Shortly after taking office, Defense Secretary Jim Mattis launched a comprehensive effort to cut overhead spending through a series of organizational and structural reforms. Guidance issued in February 2017 established cross-functional teams to address mission effectiveness and efficiencies. One element of the initiative was aimed at streamlining business services and tasks that are replicated across the military services. One primary goal of the effort was to ensure the department focuses its spending on the most-pressing readiness and modernization activities.
In October 2017, Mattis reiterated the importance of business reform when he included it among the three lines of effort he established for the military. And this past January, those three lines of effort were incorporated into the administration’s new National Defense Strategy. “We will reduce or eliminate duplicative organizations and systems for managing human resources, finance, health services, travel and supplies,” the strategy document stated.
But so far it appears the initiative has lagged. “I’m disappointed,” Robert Hale, a senior advisor for Booz Allen Hamilton, said Thursday at ADC’s Defense Policy Forum. “I haven’t seen anything from them,” said Hale, who was the Pentagon comptroller from 2009 until 2014.
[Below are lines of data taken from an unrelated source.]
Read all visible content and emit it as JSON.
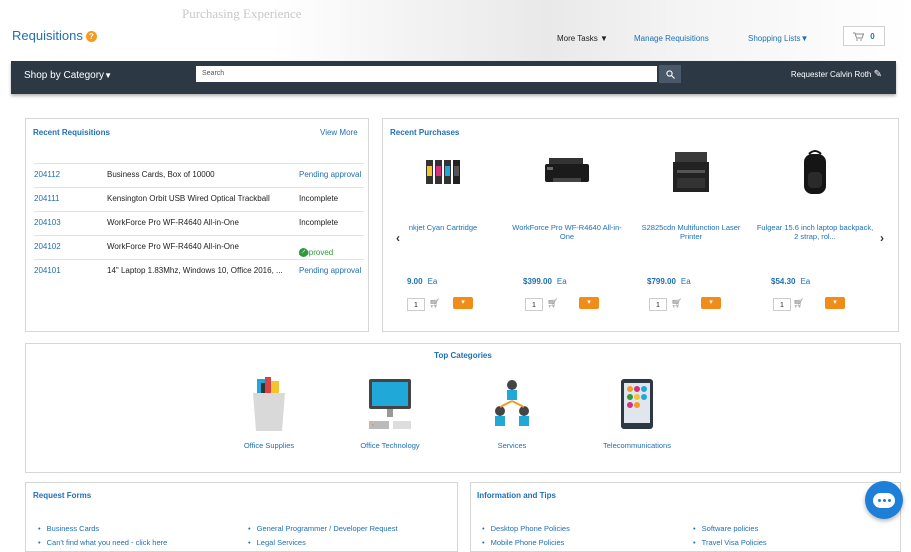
{
  "header": {
    "background_text": "Purchasing Experience",
    "title": "Requisitions",
    "help_glyph": "?",
    "more_tasks": "More Tasks",
    "manage_requisitions": "Manage Requisitions",
    "shopping_lists": "Shopping Lists",
    "cart_count": "0"
  },
  "navbar": {
    "shop_by_category": "Shop by Category",
    "search_placeholder": "Search",
    "requester_label": "Requester",
    "requester_name": "Calvin Roth"
  },
  "recent_requisitions": {
    "title": "Recent Requisitions",
    "view_more": "View More",
    "rows": [
      {
        "id": "204112",
        "description": "Business Cards, Box of 10000",
        "status": "Pending approval"
      },
      {
        "id": "204111",
        "description": "Kensington Orbit USB Wired Optical Trackball",
        "status": "Incomplete"
      },
      {
        "id": "204103",
        "description": "WorkForce Pro WF-R4640 All-in-One",
        "status": "Incomplete"
      },
      {
        "id": "204102",
        "description": "WorkForce Pro WF-R4640 All-in-One",
        "status": "Approved"
      },
      {
        "id": "204101",
        "description": "14\" Laptop 1.83Mhz, Windows 10, Office 2016, ...",
        "status": "Pending approval"
      }
    ]
  },
  "recent_purchases": {
    "title": "Recent Purchases",
    "unit": "Ea",
    "qty_default": "1",
    "items": [
      {
        "name": "nkjet Cyan Cartridge",
        "price": "9.00"
      },
      {
        "name": "WorkForce Pro WF-R4640 All-in-One",
        "price": "$399.00"
      },
      {
        "name": "S2825cdn Multifunction Laser Printer",
        "price": "$799.00"
      },
      {
        "name": "Fulgear 15.6 inch laptop backpack, 2 strap, rol...",
        "price": "$54.30"
      }
    ]
  },
  "top_categories": {
    "title": "Top Categories",
    "items": [
      {
        "label": "Office Supplies"
      },
      {
        "label": "Office Technology"
      },
      {
        "label": "Services"
      },
      {
        "label": "Telecommunications"
      }
    ]
  },
  "request_forms": {
    "title": "Request Forms",
    "col1": [
      "Business Cards",
      "Can't find what you need - click here"
    ],
    "col2": [
      "General Programmer / Developer Request",
      "Legal Services"
    ]
  },
  "info_tips": {
    "title": "Information and Tips",
    "col1": [
      "Desktop Phone Policies",
      "Mobile Phone Policies"
    ],
    "col2": [
      "Software policies",
      "Travel Visa Policies"
    ]
  },
  "colors": {
    "accent": "#1f6fb5",
    "navbar": "#2d3845",
    "orange": "#f08d1a",
    "approved": "#2d9a3d",
    "chat": "#1e7fd9"
  }
}
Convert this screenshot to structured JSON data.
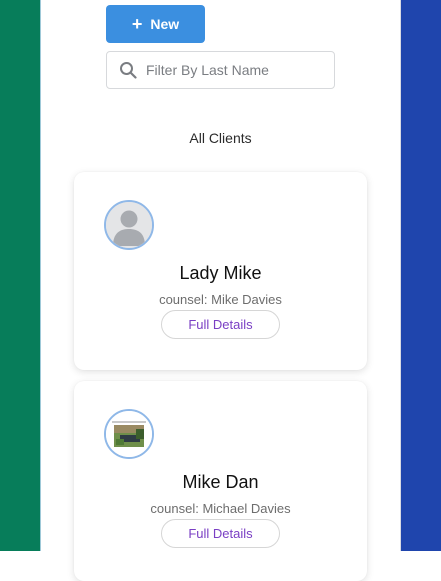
{
  "toolbar": {
    "new_label": "New",
    "new_icon": "plus-icon"
  },
  "search": {
    "placeholder": "Filter By Last Name",
    "value": "",
    "icon": "search-icon"
  },
  "section": {
    "title": "All Clients"
  },
  "clients": [
    {
      "name": "Lady Mike",
      "counsel": "counsel: Mike Davies",
      "details_label": "Full Details",
      "avatar": "default-avatar-icon"
    },
    {
      "name": "Mike Dan",
      "counsel": "counsel: Michael Davies",
      "details_label": "Full Details",
      "avatar": "photo-thumbnail"
    }
  ],
  "colors": {
    "left_band": "#077d5a",
    "right_band": "#1f45ad",
    "primary_button": "#3b8fe0",
    "details_text": "#7a3fc4",
    "avatar_ring": "#8fb8e8"
  }
}
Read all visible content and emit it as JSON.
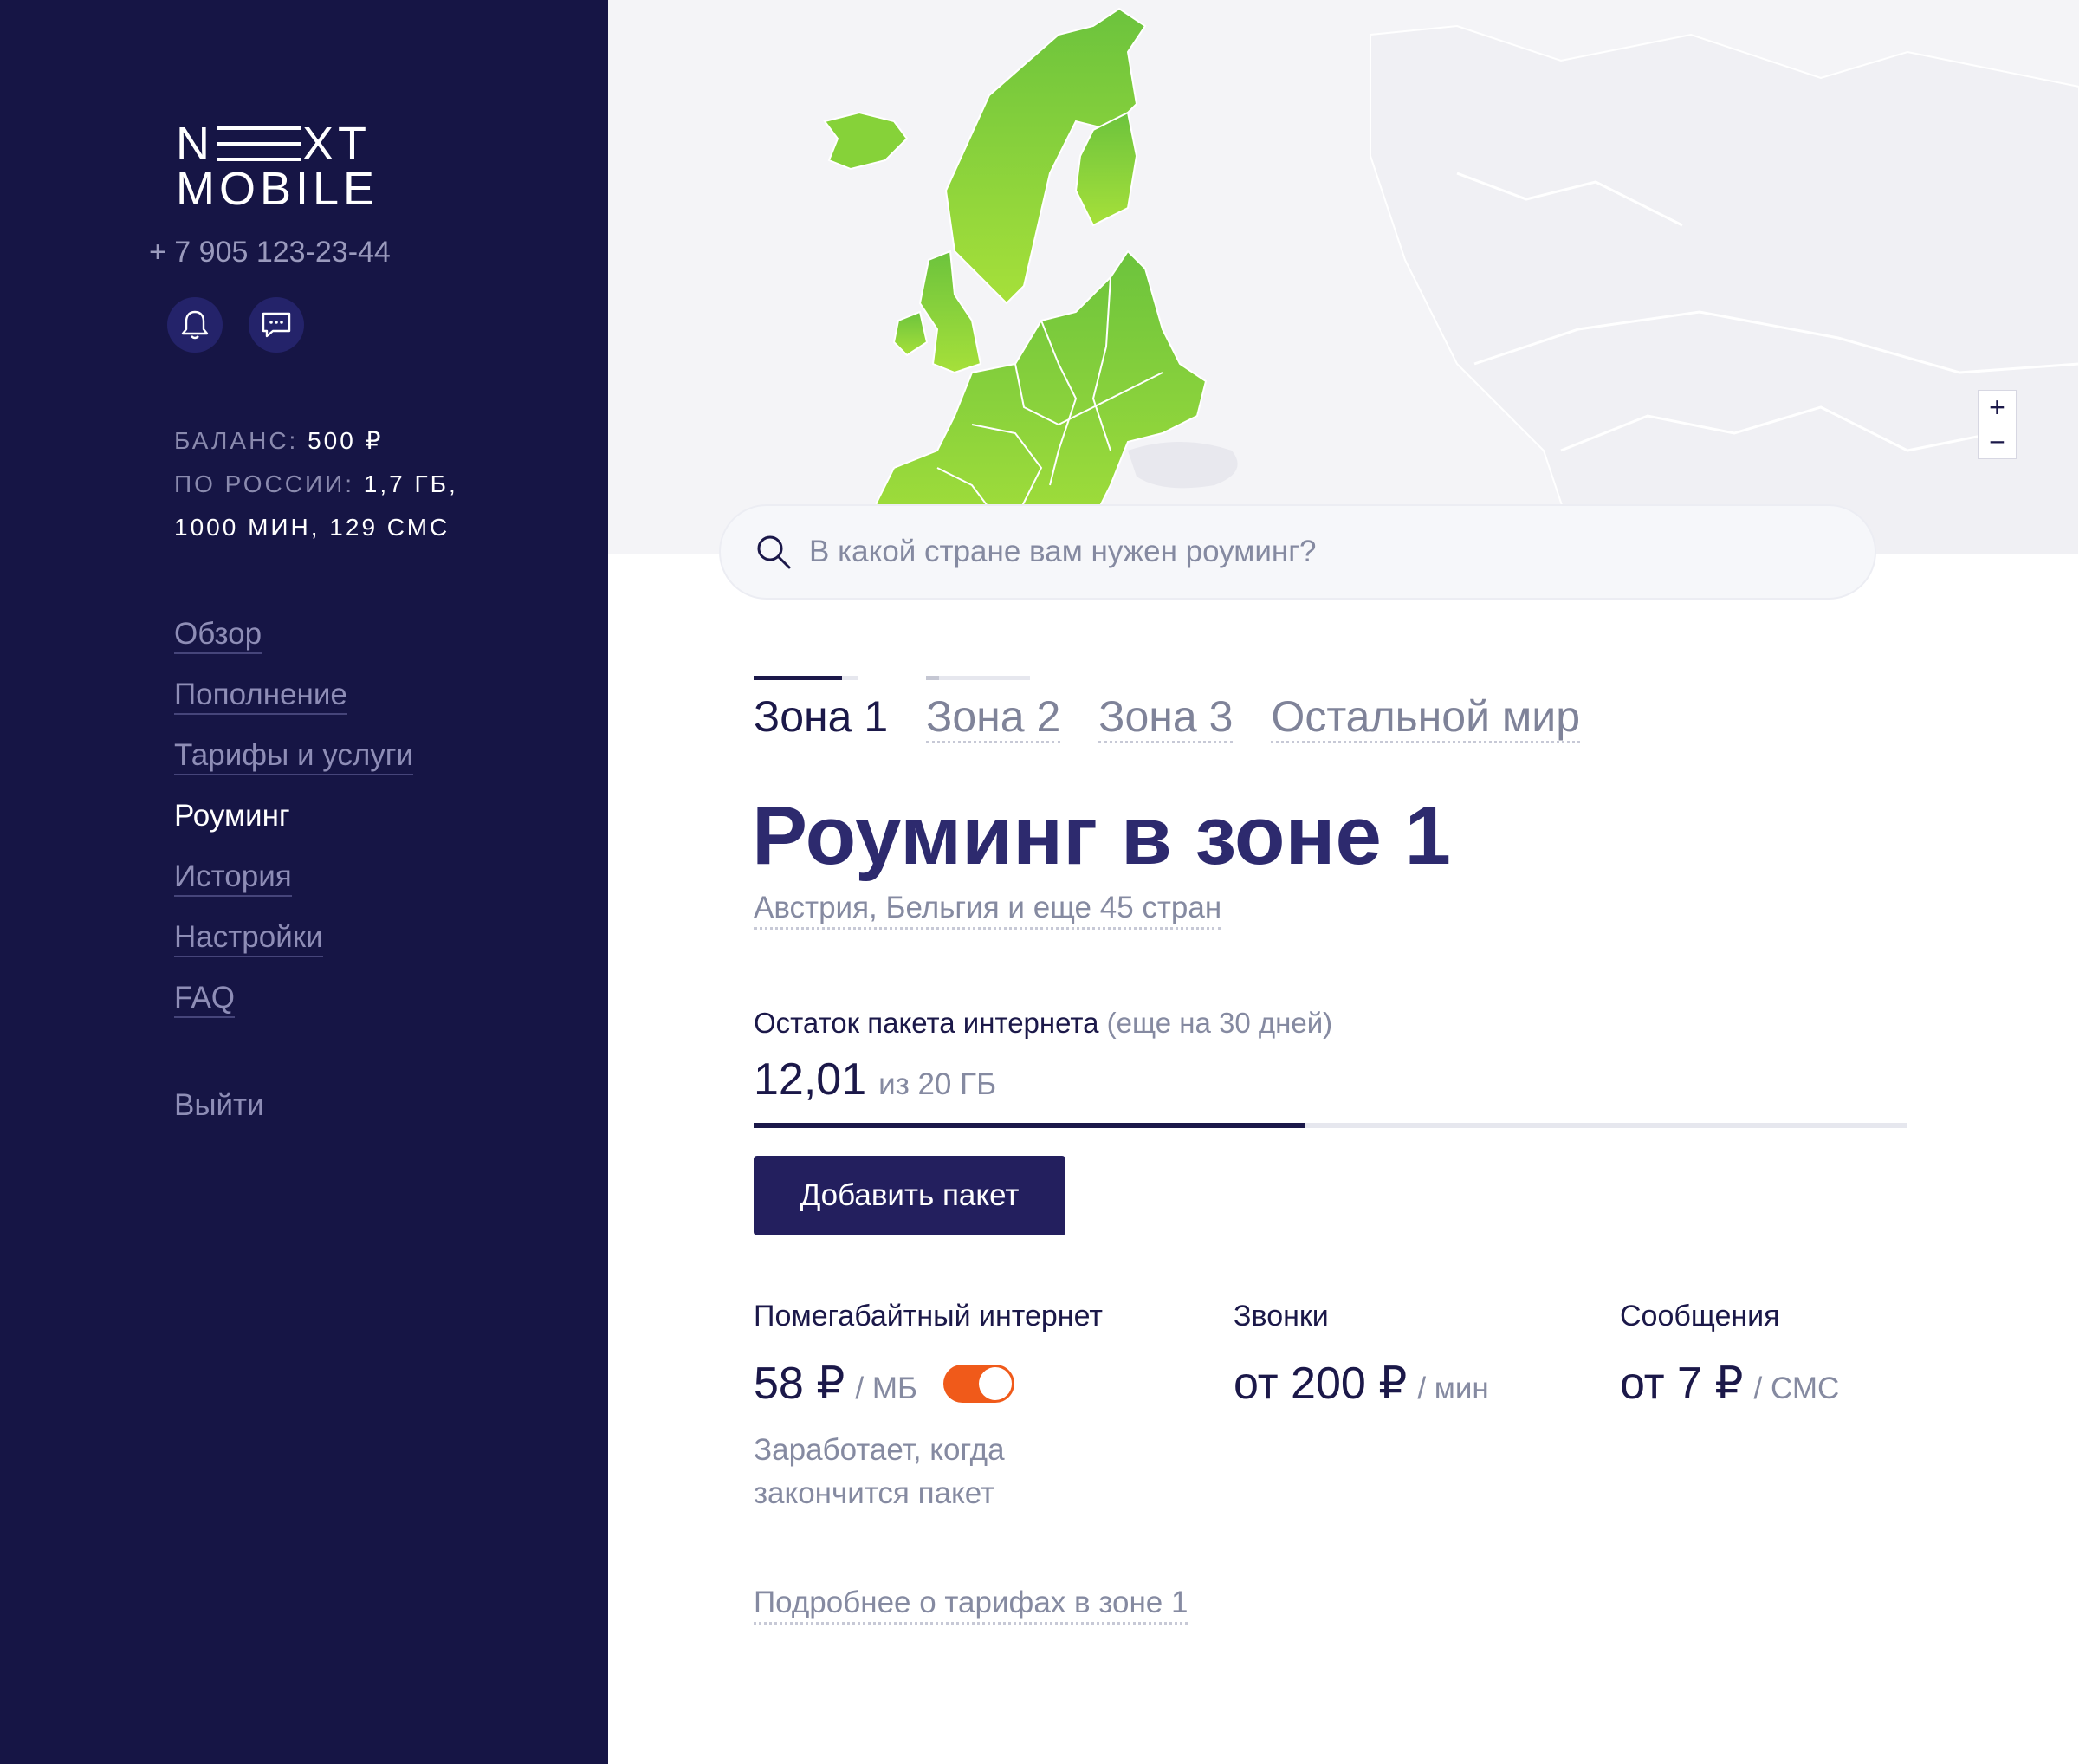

Hale offered one of his own recommendations for reform, streamlining military health facilities, which he said are significantly underutilized. “They need to come forward with a set of proposals. I’m hoping they step up to the plate but so far I don’t think they have,” he said.
DoD photo by Marine Corps Sgt. Aaron Hostutler